by Nancy R. Hiller
You can download an excerpt from this book here.
As cautionary woodworking tales go, Nancy R. Hiller’s might just be the funniest – and the most sincere.
Standing in contrast to James Krenov’s “The Impractical Cabinetmaker” from 1979, Hiller’s book, “Making Things Work: Tales from a Cabinetmaker’s Life,” is not about waiting for a particular plank of wood to tell you its true purpose. It is not an exhortation to fuss over each detail, no matter the personal cost.
Instead, Hiller’s funny and occasionally ribald story is about a cabinetmaker who was trained to work at the highest level possible and how she has dealt with the personal anxiety that occurs when the desire and drive for excellence collides with paying the monthly bills.
The backdrop for “Making Things Work” is a cast of characters who could populate a Cohen brothers film – a Missouri furniture maker who masquerades as a Brit to impress his customers. A 30-something client and her older husband who seem hell-bent on cheating every trades worker in the Midwest. And Hiller’s British trainers, who through teasing, criticism and mockery finally let her know what “navy cake” really is.
At the center of it all is Hiller. She seeks to run an honest business, make beautiful things and be fairly paid. Doing all three things at once is an immense challenge, and she tells her odyssey in a series of vignettes that read like a modern-day Aesop’s fable. There is a lesson in each chapter about the craft, business or personal relationships. But it’s up to you to decode them. Her indirect approach is one of the great charms of the book.
If you are considering abandoning your cozy corporate job to make furniture, “Making Things Work” is required reading. It will illuminate you as to how difficult the profession can be. If you are undaunted after seeing the quality of Hiller’s furniture and reading about her struggle to make a living, perhaps you have a shot.
For amateur woodworkers, the book is a great read. Hiller is a fine and precise writer who knows exactly when to land a punch line (sometimes with a sledgehammer).

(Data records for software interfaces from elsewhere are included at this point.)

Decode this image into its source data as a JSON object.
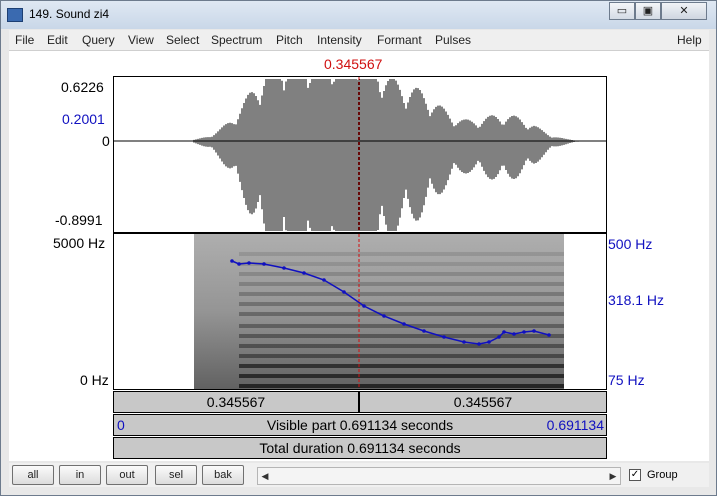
{
  "window": {
    "title": "149. Sound zi4",
    "minimize": "▭",
    "maximize": "▣",
    "close": "✕"
  },
  "menu": [
    "File",
    "Edit",
    "Query",
    "View",
    "Select",
    "Spectrum",
    "Pitch",
    "Intensity",
    "Formant",
    "Pulses"
  ],
  "menu_help": "Help",
  "cursor_time": "0.345567",
  "waveform": {
    "max": "0.6226",
    "level": "0.2001",
    "zero": "0",
    "min": "-0.8991"
  },
  "spectrogram": {
    "freq_top": "5000 Hz",
    "freq_bottom": "0 Hz"
  },
  "pitch_axis": {
    "top": "500 Hz",
    "mid": "318.1 Hz",
    "bottom": "75 Hz"
  },
  "bars": {
    "left_part": "0.345567",
    "right_part": "0.345567",
    "visible_start": "0",
    "visible_part": "Visible part 0.691134 seconds",
    "visible_end": "0.691134",
    "total": "Total duration 0.691134 seconds"
  },
  "buttons": [
    "all",
    "in",
    "out",
    "sel",
    "bak"
  ],
  "group_label": "Group",
  "group_checked": true,
  "colors": {
    "cursor": "#d01010",
    "pitch": "#1010c0"
  }
}
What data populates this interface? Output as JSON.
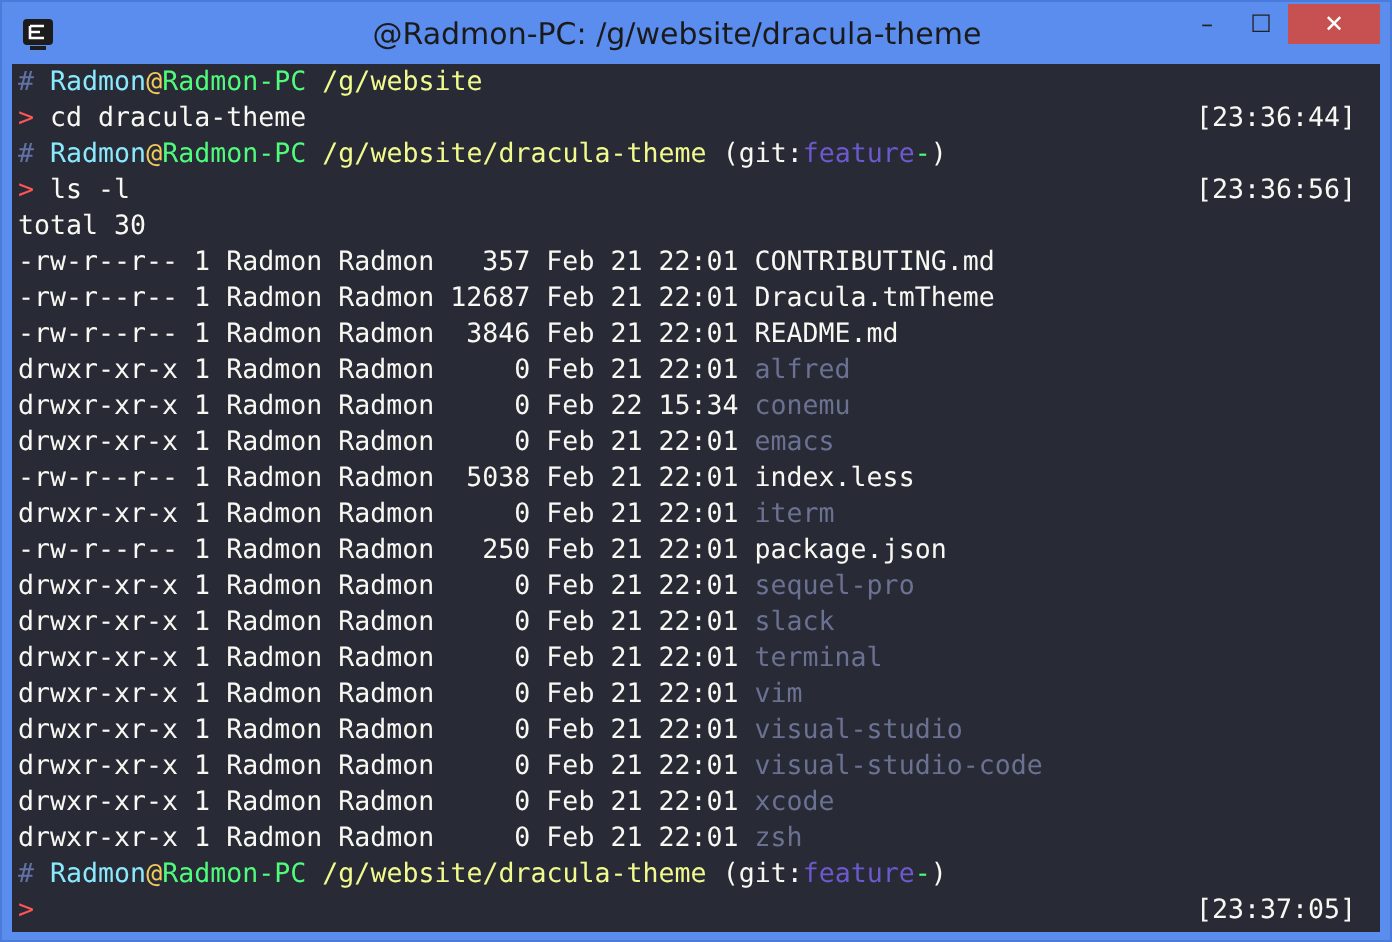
{
  "window": {
    "title": "@Radmon-PC: /g/website/dracula-theme",
    "controls": [
      "–",
      "☐",
      "✕"
    ]
  },
  "lines": [
    {
      "kind": "prompt",
      "segments": [
        {
          "kind": "hash",
          "text": "#"
        },
        {
          "kind": "user",
          "text": "Radmon"
        },
        {
          "kind": "at",
          "text": "@"
        },
        {
          "kind": "host",
          "text": "Radmon-PC"
        },
        {
          "kind": "path",
          "text": "/g/website"
        }
      ]
    },
    {
      "kind": "command",
      "marker": ">",
      "text": "cd dracula-theme",
      "time": "[23:36:44]"
    },
    {
      "kind": "prompt",
      "segments": [
        {
          "kind": "hash",
          "text": "#"
        },
        {
          "kind": "user",
          "text": "Radmon"
        },
        {
          "kind": "at",
          "text": "@"
        },
        {
          "kind": "host",
          "text": "Radmon-PC"
        },
        {
          "kind": "path",
          "text": "/g/website/dracula-theme"
        },
        {
          "kind": "plain",
          "text": "(git:"
        },
        {
          "kind": "branch",
          "text": "feature"
        },
        {
          "kind": "dirty",
          "text": "-"
        },
        {
          "kind": "plain",
          "text": ")"
        }
      ]
    },
    {
      "kind": "command",
      "marker": ">",
      "text": "ls -l",
      "time": "[23:36:56]"
    },
    {
      "kind": "output",
      "text": "total 30"
    },
    {
      "kind": "file",
      "meta": "-rw-r--r-- 1 Radmon Radmon   357 Feb 21 22:01",
      "name": "CONTRIBUTING.md",
      "directory": false
    },
    {
      "kind": "file",
      "meta": "-rw-r--r-- 1 Radmon Radmon 12687 Feb 21 22:01",
      "name": "Dracula.tmTheme",
      "directory": false
    },
    {
      "kind": "file",
      "meta": "-rw-r--r-- 1 Radmon Radmon  3846 Feb 21 22:01",
      "name": "README.md",
      "directory": false
    },
    {
      "kind": "file",
      "meta": "drwxr-xr-x 1 Radmon Radmon     0 Feb 21 22:01",
      "name": "alfred",
      "directory": true
    },
    {
      "kind": "file",
      "meta": "drwxr-xr-x 1 Radmon Radmon     0 Feb 22 15:34",
      "name": "conemu",
      "directory": true
    },
    {
      "kind": "file",
      "meta": "drwxr-xr-x 1 Radmon Radmon     0 Feb 21 22:01",
      "name": "emacs",
      "directory": true
    },
    {
      "kind": "file",
      "meta": "-rw-r--r-- 1 Radmon Radmon  5038 Feb 21 22:01",
      "name": "index.less",
      "directory": false
    },
    {
      "kind": "file",
      "meta": "drwxr-xr-x 1 Radmon Radmon     0 Feb 21 22:01",
      "name": "iterm",
      "directory": true
    },
    {
      "kind": "file",
      "meta": "-rw-r--r-- 1 Radmon Radmon   250 Feb 21 22:01",
      "name": "package.json",
      "directory": false
    },
    {
      "kind": "file",
      "meta": "drwxr-xr-x 1 Radmon Radmon     0 Feb 21 22:01",
      "name": "sequel-pro",
      "directory": true
    },
    {
      "kind": "file",
      "meta": "drwxr-xr-x 1 Radmon Radmon     0 Feb 21 22:01",
      "name": "slack",
      "directory": true
    },
    {
      "kind": "file",
      "meta": "drwxr-xr-x 1 Radmon Radmon     0 Feb 21 22:01",
      "name": "terminal",
      "directory": true
    },
    {
      "kind": "file",
      "meta": "drwxr-xr-x 1 Radmon Radmon     0 Feb 21 22:01",
      "name": "vim",
      "directory": true
    },
    {
      "kind": "file",
      "meta": "drwxr-xr-x 1 Radmon Radmon     0 Feb 21 22:01",
      "name": "visual-studio",
      "directory": true
    },
    {
      "kind": "file",
      "meta": "drwxr-xr-x 1 Radmon Radmon     0 Feb 21 22:01",
      "name": "visual-studio-code",
      "directory": true
    },
    {
      "kind": "file",
      "meta": "drwxr-xr-x 1 Radmon Radmon     0 Feb 21 22:01",
      "name": "xcode",
      "directory": true
    },
    {
      "kind": "file",
      "meta": "drwxr-xr-x 1 Radmon Radmon     0 Feb 21 22:01",
      "name": "zsh",
      "directory": true
    },
    {
      "kind": "prompt",
      "segments": [
        {
          "kind": "hash",
          "text": "#"
        },
        {
          "kind": "user",
          "text": "Radmon"
        },
        {
          "kind": "at",
          "text": "@"
        },
        {
          "kind": "host",
          "text": "Radmon-PC"
        },
        {
          "kind": "path",
          "text": "/g/website/dracula-theme"
        },
        {
          "kind": "plain",
          "text": "(git:"
        },
        {
          "kind": "branch",
          "text": "feature"
        },
        {
          "kind": "dirty",
          "text": "-"
        },
        {
          "kind": "plain",
          "text": ")"
        }
      ]
    },
    {
      "kind": "command",
      "marker": ">",
      "time": "[23:37:05]"
    }
  ]
}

This is a book designed to last. Hardbound with a sewn binding, the book's boards are covered in a sturdy dust jacket. Made in the USA. This second edition features a new dust jacket one additional new tale at the end.
Table of Contents
1. The English Years
Living the Dream 3
The Accidental Cabinetmaker, I 9
The Accidental Cabinetmaker, II 17
Get On Your Bike 23
2. Dream On
A Thing Worth Making, I: Hunting-Badcocke 31
A Thing Worth Making, II: Hotel California 37
A Thing Worth Making, III: Human Factors Engineering 43
I Used To Do What You Do 51
The Excellent Craftsman 55
3. Making Things Work
Cat and Mouse 85
Don't Call Me Boss 101
A Case of Mistaken Identity 105
The Value of Nothing: A Play in Four Acts 109
It's All Problems 127
A Note About the Title and Jacket Design
Other Books by the Author
About the Author
Nancy R. Hiller was a cabinetmaker specializing in period-style work for late-19th- to mid-20th-century interiors. She trained as a furniture maker in England, where she moved with her mother and sister at age 12, and worked in shops there as well as in the States. She returned to college at the age of 30 and graduated with a master’s in Religious Studies, specializing in ethics. From 1995 to 2022, she operated NR Hiller Design, Inc., based in Bloomington, Indiana. Her work has been featured in Fine Woodworking, Old-House Journal, American Craft, Popular Woodworking, Arts & Crafts Homes and the Revival and Fine Homebuilding. She has authored five books in addition to “Making Things Work,” among them “The Hoosier Cabinet in Kitchen History,” “English Arts & Crafts Furniture,” “Shop Tails” and “Kitchen Think."